Data in this exercise:
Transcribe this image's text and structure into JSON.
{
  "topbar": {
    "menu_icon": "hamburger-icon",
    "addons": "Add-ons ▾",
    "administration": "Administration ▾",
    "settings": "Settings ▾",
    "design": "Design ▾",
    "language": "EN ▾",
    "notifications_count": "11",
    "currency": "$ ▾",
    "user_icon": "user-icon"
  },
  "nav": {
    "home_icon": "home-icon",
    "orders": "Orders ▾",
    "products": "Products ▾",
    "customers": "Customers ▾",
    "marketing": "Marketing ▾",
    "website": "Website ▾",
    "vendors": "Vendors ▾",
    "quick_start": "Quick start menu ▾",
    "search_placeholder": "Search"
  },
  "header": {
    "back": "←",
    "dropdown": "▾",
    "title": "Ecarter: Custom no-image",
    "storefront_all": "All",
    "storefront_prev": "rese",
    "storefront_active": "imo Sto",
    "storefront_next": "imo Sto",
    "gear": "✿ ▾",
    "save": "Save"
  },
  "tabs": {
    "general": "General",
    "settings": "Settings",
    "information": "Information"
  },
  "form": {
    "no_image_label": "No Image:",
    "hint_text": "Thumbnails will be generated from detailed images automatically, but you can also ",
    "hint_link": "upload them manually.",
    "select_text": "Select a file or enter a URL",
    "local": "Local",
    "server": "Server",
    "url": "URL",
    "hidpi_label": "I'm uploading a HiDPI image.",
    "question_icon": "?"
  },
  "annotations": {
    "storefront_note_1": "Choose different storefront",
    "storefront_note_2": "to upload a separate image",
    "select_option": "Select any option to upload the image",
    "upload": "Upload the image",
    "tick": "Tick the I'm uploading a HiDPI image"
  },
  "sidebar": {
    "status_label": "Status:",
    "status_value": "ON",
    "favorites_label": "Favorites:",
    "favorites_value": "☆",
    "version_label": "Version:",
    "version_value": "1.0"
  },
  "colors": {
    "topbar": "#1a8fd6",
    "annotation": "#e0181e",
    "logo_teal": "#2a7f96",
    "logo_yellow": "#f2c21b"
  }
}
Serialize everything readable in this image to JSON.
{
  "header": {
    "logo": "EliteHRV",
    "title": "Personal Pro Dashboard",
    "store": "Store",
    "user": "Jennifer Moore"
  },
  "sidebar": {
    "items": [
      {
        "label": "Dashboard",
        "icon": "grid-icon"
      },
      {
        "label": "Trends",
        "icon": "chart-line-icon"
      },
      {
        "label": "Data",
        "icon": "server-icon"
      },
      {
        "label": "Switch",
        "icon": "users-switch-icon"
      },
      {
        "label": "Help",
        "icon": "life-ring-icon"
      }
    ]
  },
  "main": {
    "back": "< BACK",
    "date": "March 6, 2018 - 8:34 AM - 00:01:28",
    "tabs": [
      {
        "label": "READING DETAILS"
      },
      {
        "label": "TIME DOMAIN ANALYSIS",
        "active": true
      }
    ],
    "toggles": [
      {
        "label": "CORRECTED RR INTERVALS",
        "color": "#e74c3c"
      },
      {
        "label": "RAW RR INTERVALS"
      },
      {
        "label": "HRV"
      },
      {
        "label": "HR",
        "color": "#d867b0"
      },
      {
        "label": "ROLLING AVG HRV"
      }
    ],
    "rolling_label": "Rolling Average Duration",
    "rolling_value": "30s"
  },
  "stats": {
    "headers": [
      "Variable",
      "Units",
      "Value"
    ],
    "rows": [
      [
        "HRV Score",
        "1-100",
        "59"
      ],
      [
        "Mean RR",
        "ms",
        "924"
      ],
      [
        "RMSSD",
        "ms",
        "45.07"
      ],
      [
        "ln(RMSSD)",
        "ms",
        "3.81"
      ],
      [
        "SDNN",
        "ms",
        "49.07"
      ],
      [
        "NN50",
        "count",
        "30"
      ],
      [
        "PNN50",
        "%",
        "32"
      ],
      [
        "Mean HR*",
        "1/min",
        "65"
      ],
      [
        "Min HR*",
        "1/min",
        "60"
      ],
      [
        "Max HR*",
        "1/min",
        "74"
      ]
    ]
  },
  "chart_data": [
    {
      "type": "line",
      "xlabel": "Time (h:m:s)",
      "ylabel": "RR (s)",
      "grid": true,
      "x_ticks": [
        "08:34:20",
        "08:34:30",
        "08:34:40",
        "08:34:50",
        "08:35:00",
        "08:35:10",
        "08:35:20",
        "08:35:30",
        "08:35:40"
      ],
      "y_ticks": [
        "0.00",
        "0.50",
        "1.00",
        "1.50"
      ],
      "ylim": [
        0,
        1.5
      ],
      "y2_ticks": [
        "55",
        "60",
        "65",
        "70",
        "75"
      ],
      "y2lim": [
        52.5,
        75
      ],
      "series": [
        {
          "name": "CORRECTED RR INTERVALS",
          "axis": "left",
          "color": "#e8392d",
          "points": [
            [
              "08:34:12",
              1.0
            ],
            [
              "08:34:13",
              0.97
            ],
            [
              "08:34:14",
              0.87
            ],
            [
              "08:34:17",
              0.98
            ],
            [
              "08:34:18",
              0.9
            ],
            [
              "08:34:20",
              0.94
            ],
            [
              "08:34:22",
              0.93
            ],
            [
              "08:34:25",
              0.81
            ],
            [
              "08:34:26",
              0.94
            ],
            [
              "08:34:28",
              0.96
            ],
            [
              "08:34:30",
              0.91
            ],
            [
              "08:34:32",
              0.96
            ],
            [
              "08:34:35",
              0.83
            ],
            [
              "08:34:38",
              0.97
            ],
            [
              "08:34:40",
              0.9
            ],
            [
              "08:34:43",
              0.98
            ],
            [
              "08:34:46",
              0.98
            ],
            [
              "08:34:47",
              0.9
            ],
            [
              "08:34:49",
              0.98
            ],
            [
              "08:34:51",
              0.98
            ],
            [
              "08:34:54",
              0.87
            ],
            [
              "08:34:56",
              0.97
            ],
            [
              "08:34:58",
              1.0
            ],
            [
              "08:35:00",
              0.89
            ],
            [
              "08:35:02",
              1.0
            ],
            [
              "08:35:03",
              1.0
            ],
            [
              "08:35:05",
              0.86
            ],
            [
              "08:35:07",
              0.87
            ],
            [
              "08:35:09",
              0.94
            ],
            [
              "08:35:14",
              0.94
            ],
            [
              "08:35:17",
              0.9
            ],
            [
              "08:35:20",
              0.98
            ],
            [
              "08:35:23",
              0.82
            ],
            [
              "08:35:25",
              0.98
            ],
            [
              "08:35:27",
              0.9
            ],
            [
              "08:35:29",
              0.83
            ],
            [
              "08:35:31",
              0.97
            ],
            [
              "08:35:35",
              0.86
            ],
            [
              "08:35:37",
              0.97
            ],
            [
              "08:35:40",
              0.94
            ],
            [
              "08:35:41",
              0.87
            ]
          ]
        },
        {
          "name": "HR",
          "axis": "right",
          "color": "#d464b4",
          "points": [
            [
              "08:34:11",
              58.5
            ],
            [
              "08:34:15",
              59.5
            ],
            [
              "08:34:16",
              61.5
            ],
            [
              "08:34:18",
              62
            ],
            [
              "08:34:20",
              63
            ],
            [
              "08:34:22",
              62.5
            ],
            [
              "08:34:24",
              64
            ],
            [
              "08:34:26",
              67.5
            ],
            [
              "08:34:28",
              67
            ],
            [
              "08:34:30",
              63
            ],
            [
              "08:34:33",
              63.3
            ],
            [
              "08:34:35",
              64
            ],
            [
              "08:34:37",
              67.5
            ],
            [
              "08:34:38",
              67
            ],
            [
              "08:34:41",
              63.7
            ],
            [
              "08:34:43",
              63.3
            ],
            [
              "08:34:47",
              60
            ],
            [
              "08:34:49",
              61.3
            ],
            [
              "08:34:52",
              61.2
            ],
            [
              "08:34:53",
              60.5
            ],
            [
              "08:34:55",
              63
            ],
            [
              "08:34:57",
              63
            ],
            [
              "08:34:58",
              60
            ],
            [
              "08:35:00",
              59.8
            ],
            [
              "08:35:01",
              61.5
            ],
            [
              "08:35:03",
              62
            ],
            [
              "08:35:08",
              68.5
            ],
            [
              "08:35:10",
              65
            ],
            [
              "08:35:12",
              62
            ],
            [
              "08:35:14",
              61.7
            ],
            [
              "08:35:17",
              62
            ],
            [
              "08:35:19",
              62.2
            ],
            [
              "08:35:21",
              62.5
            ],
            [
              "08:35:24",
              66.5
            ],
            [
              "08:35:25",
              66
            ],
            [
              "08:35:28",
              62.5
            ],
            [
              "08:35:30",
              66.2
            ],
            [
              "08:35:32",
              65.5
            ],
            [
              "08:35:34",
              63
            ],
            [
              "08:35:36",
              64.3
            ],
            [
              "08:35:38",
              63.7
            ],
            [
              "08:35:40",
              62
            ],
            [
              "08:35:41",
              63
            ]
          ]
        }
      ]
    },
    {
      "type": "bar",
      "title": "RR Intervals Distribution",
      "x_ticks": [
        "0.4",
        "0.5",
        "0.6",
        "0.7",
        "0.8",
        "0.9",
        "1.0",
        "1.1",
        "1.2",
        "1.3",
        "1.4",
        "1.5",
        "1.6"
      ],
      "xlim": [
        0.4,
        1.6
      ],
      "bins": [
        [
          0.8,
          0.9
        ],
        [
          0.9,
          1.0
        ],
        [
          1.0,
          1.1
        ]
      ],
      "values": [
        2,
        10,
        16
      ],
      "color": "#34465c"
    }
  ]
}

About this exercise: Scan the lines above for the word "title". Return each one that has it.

Response to this exercise:
    "title": "Ecarter: Custom no-image",
    "title": "Personal Pro Dashboard",
      "title": "RR Intervals Distribution",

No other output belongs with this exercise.